There are many ways of caring for you at Bream Bay College. Everyone is important at our school and we value each person as an individual. A way for us to make sure we have a warm and caring environment is to break our school up into smaller units. We call these smaller units houses. The houses are called Sutherland, Argyll, Ross and Inverness; they are named after the areas in Scotland the Waipu settlers came from.
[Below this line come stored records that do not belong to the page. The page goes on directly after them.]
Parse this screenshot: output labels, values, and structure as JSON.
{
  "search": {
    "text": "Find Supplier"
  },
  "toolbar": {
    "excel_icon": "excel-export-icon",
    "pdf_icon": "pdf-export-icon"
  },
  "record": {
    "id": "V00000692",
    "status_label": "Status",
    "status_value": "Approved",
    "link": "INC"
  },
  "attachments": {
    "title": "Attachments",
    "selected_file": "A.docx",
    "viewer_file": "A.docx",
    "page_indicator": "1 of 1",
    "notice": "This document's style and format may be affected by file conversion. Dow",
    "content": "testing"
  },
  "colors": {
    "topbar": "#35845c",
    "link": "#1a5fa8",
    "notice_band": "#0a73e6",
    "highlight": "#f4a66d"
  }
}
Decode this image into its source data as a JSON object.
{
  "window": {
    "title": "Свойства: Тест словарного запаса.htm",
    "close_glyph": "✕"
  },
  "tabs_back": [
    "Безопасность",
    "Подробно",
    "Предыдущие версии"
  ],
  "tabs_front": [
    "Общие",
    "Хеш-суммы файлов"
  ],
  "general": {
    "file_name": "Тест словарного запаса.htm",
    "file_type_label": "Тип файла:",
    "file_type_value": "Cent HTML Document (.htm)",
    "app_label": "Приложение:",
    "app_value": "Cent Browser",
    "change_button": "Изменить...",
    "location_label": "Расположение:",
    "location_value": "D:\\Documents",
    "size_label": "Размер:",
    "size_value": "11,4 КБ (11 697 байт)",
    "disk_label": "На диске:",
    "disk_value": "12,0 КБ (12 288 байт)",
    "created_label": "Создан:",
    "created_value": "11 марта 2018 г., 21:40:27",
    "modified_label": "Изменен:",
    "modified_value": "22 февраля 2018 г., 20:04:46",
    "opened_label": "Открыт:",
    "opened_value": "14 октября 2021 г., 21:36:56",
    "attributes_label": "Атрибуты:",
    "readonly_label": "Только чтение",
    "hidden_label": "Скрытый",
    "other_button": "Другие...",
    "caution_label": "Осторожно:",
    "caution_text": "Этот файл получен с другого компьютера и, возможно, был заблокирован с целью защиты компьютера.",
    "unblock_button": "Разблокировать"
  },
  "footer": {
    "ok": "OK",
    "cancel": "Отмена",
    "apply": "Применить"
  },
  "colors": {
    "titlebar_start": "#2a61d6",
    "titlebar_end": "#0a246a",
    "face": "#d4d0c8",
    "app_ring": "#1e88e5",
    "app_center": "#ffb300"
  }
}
In charge of each house is a House Leader who is not a Whanau teacher. The house is broken down further into six Whanau groups with an average of 20 students in each. The Whanau group is made up of a vertical slice of the school. There will be students from years seven to thirteen with their own Whanau teacher and a student leader. The idea is that a student is in the same Whanau group for the entire time at college. This means that in each house there are six Whanau teachers and one House Leader and House Dean as well as House Captains (Student Leaders) looking out for you trying to meet your needs, or get on your case.
What does a Dean do at school?
There is a Dean attached to each House. These people do not have a Whanau and will get to know you and your family if necessary very well. The Dean will work with you at any time you or your parents need help or advice at school. They will also be the one person at school who will know all about your discipline issues at school (if you have any!). The Dean will work with you to improve your behaviour, if the need be, to make sure you get a better education at Bream Bay College.
So you see there are two lots of people responsible for pastoral care; your Whanau Teacher and your Dean.
How do these people meet my needs or get on may case?
There are really two parts to pastoral care. They are called “discipline” and “guidance and counselling”. The head of Pastoral Care at Bream Bay College is Sandra Hayward.
Guidance and Counselling is more about talking about the problem behaviour so there is a change to something that is better. All the Whanau teachers, Deans, House Leaders, Deputy Principals and even the Principal will do this. Sometimes these people will refer you to more qualified and specialist help. This is a time when you can see or will be told to see the Guidance Counsellor & Careers Adviser who will have more time available for you. She is also available for parents and whanau if they have a problem related to a student at school.
We have the expertise to help you right here at Bream Bay College.For further information on any of the above services please contact Fiona Heiwari on email@example.com or Phone ext 738.
Harassment (bullying or abuse) of any sort that you don’t like, and is offensive or hurtful is totally unacceptable at Bream Bay College. It is important that you talk to someone and seek help straight away. The Deans will deal with harassment, but you can see your Whanau teacher, the Guidance Counsellor or any of the Harassment Team Members who are named in your student diary.
This sounds very serious – but where’s the fun?
School is not really here to entertain you; our first job is to educate you. However we do agree school should be fun. A fun school is a happy school. Our fun is generated in a number of ways. There is “serious” fun like these house competitions; athletics and swimming days, house tug of war, basketball, volleyball and touch tournaments. There is a music night, stage challenge, and the school bands. There is intellectual fun like learning a musical instrument, singing or debating and cultural fun like Kapahaka. Then there are fun mufti days and school socials and school ball. Not to forget school camps and trips. Students make the fun we provide the means by which this happens.